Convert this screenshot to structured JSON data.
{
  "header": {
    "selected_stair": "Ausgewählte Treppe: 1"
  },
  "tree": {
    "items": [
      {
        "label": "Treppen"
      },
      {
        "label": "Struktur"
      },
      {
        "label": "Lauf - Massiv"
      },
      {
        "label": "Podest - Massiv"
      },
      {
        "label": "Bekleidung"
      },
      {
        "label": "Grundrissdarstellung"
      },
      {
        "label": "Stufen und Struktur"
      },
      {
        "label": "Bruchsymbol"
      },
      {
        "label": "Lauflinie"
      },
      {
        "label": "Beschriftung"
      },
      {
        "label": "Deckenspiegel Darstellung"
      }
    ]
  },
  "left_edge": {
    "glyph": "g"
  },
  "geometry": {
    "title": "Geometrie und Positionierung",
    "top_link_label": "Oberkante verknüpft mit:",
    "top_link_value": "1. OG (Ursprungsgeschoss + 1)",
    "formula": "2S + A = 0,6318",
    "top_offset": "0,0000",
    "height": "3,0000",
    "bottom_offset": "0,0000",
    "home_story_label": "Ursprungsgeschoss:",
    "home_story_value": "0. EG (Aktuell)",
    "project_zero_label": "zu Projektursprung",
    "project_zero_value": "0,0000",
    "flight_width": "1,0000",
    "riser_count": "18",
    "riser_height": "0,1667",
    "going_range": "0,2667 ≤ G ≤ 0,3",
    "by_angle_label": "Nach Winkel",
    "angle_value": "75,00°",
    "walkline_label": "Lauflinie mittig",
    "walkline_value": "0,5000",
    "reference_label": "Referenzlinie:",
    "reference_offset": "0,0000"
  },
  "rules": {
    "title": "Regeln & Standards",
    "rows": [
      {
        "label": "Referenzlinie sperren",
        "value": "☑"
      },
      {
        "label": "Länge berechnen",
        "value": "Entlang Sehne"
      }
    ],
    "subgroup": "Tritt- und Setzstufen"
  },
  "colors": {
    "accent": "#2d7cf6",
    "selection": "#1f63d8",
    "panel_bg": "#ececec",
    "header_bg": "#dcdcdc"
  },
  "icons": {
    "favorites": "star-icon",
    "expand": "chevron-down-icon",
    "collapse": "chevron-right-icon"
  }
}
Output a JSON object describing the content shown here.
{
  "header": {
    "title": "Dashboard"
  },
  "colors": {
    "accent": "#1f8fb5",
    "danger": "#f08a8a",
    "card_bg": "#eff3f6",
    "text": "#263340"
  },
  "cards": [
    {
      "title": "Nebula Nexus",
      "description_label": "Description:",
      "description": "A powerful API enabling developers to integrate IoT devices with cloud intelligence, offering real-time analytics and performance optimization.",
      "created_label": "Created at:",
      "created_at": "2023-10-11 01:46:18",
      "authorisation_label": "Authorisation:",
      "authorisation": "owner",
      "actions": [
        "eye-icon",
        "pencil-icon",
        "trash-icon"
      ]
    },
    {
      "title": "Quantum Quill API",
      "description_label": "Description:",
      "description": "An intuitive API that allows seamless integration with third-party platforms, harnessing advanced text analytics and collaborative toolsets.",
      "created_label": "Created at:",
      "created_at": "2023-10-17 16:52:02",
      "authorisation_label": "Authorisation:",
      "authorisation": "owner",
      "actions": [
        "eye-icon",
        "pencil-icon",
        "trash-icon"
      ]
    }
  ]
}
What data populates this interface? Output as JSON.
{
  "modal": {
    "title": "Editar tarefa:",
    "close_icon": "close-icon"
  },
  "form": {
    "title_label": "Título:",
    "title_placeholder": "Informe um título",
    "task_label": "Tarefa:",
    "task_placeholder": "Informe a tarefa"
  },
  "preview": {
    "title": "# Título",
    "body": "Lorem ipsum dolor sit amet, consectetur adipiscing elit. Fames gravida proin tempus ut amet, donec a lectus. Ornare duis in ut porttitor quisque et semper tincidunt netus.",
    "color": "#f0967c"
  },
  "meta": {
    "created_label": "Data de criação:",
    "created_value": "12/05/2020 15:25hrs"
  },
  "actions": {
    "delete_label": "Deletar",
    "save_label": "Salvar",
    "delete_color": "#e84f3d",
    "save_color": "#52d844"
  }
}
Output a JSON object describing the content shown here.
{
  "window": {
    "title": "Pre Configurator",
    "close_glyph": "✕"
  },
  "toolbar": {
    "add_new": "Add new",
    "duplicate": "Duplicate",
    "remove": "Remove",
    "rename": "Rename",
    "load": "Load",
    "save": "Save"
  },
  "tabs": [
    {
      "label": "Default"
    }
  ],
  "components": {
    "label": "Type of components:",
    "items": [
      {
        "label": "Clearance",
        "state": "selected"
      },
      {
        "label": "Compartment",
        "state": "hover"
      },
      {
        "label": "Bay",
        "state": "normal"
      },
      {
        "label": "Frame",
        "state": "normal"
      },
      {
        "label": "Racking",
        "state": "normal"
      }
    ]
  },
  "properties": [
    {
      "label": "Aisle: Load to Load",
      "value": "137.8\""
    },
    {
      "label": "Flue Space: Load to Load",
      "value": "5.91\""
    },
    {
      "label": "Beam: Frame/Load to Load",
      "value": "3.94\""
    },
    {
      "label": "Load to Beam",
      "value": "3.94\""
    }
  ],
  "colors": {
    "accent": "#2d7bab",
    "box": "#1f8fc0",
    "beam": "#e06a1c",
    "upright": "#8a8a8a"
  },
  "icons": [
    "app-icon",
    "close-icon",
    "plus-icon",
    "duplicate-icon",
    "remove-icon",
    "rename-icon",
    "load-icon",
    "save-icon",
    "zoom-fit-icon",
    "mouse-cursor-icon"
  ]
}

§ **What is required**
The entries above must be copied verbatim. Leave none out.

§ **Exercise solution**
Convert this screenshot to structured JSON data.
{
  "header": {
    "selected_stair": "Ausgewählte Treppe: 1"
  },
  "tree": {
    "items": [
      {
        "label": "Treppen"
      },
      {
        "label": "Struktur"
      },
      {
        "label": "Lauf - Massiv"
      },
      {
        "label": "Podest - Massiv"
      },
      {
        "label": "Bekleidung"
      },
      {
        "label": "Grundrissdarstellung"
      },
      {
        "label": "Stufen und Struktur"
      },
      {
        "label": "Bruchsymbol"
      },
      {
        "label": "Lauflinie"
      },
      {
        "label": "Beschriftung"
      },
      {
        "label": "Deckenspiegel Darstellung"
      }
    ]
  },
  "left_edge": {
    "glyph": "g"
  },
  "geometry": {
    "title": "Geometrie und Positionierung",
    "top_link_label": "Oberkante verknüpft mit:",
    "top_link_value": "1. OG (Ursprungsgeschoss + 1)",
    "formula": "2S + A = 0,6318",
    "top_offset": "0,0000",
    "height": "3,0000",
    "bottom_offset": "0,0000",
    "home_story_label": "Ursprungsgeschoss:",
    "home_story_value": "0. EG (Aktuell)",
    "project_zero_label": "zu Projektursprung",
    "project_zero_value": "0,0000",
    "flight_width": "1,0000",
    "riser_count": "18",
    "riser_height": "0,1667",
    "going_range": "0,2667 ≤ G ≤ 0,3",
    "by_angle_label": "Nach Winkel",
    "angle_value": "75,00°",
    "walkline_label": "Lauflinie mittig",
    "walkline_value": "0,5000",
    "reference_label": "Referenzlinie:",
    "reference_offset": "0,0000"
  },
  "rules": {
    "title": "Regeln & Standards",
    "rows": [
      {
        "label": "Referenzlinie sperren",
        "value": "☑"
      },
      {
        "label": "Länge berechnen",
        "value": "Entlang Sehne"
      }
    ],
    "subgroup": "Tritt- und Setzstufen"
  },
  "colors": {
    "accent": "#2d7cf6",
    "selection": "#1f63d8",
    "panel_bg": "#ececec",
    "header_bg": "#dcdcdc"
  },
  "icons": {
    "favorites": "star-icon",
    "expand": "chevron-down-icon",
    "collapse": "chevron-right-icon"
  }
}
Output a JSON object describing the content shown here.
{
  "header": {
    "title": "Dashboard"
  },
  "colors": {
    "accent": "#1f8fb5",
    "danger": "#f08a8a",
    "card_bg": "#eff3f6",
    "text": "#263340"
  },
  "cards": [
    {
      "title": "Nebula Nexus",
      "description_label": "Description:",
      "description": "A powerful API enabling developers to integrate IoT devices with cloud intelligence, offering real-time analytics and performance optimization.",
      "created_label": "Created at:",
      "created_at": "2023-10-11 01:46:18",
      "authorisation_label": "Authorisation:",
      "authorisation": "owner",
      "actions": [
        "eye-icon",
        "pencil-icon",
        "trash-icon"
      ]
    },
    {
      "title": "Quantum Quill API",
      "description_label": "Description:",
      "description": "An intuitive API that allows seamless integration with third-party platforms, harnessing advanced text analytics and collaborative toolsets.",
      "created_label": "Created at:",
      "created_at": "2023-10-17 16:52:02",
      "authorisation_label": "Authorisation:",
      "authorisation": "owner",
      "actions": [
        "eye-icon",
        "pencil-icon",
        "trash-icon"
      ]
    }
  ]
}
What data populates this interface? Output as JSON.
{
  "modal": {
    "title": "Editar tarefa:",
    "close_icon": "close-icon"
  },
  "form": {
    "title_label": "Título:",
    "title_placeholder": "Informe um título",
    "task_label": "Tarefa:",
    "task_placeholder": "Informe a tarefa"
  },
  "preview": {
    "title": "# Título",
    "body": "Lorem ipsum dolor sit amet, consectetur adipiscing elit. Fames gravida proin tempus ut amet, donec a lectus. Ornare duis in ut porttitor quisque et semper tincidunt netus.",
    "color": "#f0967c"
  },
  "meta": {
    "created_label": "Data de criação:",
    "created_value": "12/05/2020 15:25hrs"
  },
  "actions": {
    "delete_label": "Deletar",
    "save_label": "Salvar",
    "delete_color": "#e84f3d",
    "save_color": "#52d844"
  }
}
Output a JSON object describing the content shown here.
{
  "window": {
    "title": "Pre Configurator",
    "close_glyph": "✕"
  },
  "toolbar": {
    "add_new": "Add new",
    "duplicate": "Duplicate",
    "remove": "Remove",
    "rename": "Rename",
    "load": "Load",
    "save": "Save"
  },
  "tabs": [
    {
      "label": "Default"
    }
  ],
  "components": {
    "label": "Type of components:",
    "items": [
      {
        "label": "Clearance",
        "state": "selected"
      },
      {
        "label": "Compartment",
        "state": "hover"
      },
      {
        "label": "Bay",
        "state": "normal"
      },
      {
        "label": "Frame",
        "state": "normal"
      },
      {
        "label": "Racking",
        "state": "normal"
      }
    ]
  },
  "properties": [
    {
      "label": "Aisle: Load to Load",
      "value": "137.8\""
    },
    {
      "label": "Flue Space: Load to Load",
      "value": "5.91\""
    },
    {
      "label": "Beam: Frame/Load to Load",
      "value": "3.94\""
    },
    {
      "label": "Load to Beam",
      "value": "3.94\""
    }
  ],
  "colors": {
    "accent": "#2d7bab",
    "box": "#1f8fc0",
    "beam": "#e06a1c",
    "upright": "#8a8a8a"
  },
  "icons": [
    "app-icon",
    "close-icon",
    "plus-icon",
    "duplicate-icon",
    "remove-icon",
    "rename-icon",
    "load-icon",
    "save-icon",
    "zoom-fit-icon",
    "mouse-cursor-icon"
  ]
}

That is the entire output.